[Input data]
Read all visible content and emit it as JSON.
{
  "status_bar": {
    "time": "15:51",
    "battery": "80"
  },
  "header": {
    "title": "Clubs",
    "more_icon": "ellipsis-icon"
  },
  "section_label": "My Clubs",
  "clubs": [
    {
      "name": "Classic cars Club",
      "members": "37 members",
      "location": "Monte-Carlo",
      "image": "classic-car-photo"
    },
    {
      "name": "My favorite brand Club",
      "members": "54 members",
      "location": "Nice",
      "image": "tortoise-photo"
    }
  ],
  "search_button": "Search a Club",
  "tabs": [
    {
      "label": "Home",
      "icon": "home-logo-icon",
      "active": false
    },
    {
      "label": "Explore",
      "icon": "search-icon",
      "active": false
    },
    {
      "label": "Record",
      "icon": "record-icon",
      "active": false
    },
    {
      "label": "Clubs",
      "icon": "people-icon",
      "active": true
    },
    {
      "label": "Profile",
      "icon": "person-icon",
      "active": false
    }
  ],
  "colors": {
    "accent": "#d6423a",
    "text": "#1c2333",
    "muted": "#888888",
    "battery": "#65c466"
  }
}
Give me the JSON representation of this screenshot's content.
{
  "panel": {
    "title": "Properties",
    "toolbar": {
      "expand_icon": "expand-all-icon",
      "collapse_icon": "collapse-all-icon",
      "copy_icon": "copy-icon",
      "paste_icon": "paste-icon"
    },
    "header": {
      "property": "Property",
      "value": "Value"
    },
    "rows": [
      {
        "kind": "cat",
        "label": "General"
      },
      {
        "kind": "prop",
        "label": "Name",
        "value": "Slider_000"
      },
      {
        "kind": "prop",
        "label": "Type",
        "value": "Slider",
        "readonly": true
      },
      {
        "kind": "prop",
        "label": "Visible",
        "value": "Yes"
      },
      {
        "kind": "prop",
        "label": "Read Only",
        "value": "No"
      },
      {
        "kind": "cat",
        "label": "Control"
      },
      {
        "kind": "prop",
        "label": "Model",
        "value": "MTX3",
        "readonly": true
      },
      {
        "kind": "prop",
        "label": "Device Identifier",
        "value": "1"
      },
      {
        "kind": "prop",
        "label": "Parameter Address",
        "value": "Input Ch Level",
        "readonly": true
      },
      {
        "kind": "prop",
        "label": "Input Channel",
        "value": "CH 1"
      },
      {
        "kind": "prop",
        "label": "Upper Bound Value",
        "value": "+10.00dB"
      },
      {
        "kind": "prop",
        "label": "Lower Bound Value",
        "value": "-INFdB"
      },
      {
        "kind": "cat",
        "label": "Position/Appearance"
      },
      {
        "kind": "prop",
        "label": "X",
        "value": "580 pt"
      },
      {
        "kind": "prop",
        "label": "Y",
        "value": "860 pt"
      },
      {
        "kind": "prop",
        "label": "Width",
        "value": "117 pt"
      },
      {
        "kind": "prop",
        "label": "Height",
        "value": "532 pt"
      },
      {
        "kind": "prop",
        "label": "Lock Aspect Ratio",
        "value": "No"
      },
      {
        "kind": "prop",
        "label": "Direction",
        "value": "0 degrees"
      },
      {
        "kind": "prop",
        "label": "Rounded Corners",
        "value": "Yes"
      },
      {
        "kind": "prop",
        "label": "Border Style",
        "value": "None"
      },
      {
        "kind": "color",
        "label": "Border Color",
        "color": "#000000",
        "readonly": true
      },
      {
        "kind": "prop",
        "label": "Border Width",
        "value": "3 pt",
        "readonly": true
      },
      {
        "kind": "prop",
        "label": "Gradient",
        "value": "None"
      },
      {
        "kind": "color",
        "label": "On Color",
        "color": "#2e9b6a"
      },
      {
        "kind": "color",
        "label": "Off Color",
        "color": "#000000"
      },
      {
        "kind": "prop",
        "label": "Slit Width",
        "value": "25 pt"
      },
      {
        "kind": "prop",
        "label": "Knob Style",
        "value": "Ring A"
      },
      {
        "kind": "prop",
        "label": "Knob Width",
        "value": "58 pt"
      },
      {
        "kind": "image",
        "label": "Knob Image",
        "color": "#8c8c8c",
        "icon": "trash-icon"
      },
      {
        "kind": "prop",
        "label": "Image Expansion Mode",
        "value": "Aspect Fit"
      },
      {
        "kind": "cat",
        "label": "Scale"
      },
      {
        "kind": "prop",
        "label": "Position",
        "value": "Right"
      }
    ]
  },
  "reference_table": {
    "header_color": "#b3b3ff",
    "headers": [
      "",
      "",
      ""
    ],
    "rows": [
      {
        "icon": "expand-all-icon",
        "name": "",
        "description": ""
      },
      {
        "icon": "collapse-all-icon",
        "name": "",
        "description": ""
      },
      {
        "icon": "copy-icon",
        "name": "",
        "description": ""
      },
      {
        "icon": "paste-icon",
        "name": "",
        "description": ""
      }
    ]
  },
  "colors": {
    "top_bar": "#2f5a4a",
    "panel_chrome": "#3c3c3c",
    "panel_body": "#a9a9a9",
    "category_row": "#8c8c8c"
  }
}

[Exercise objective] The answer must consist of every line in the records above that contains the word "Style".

[Reply]
        "label": "Border Style",
        "label": "Knob Style",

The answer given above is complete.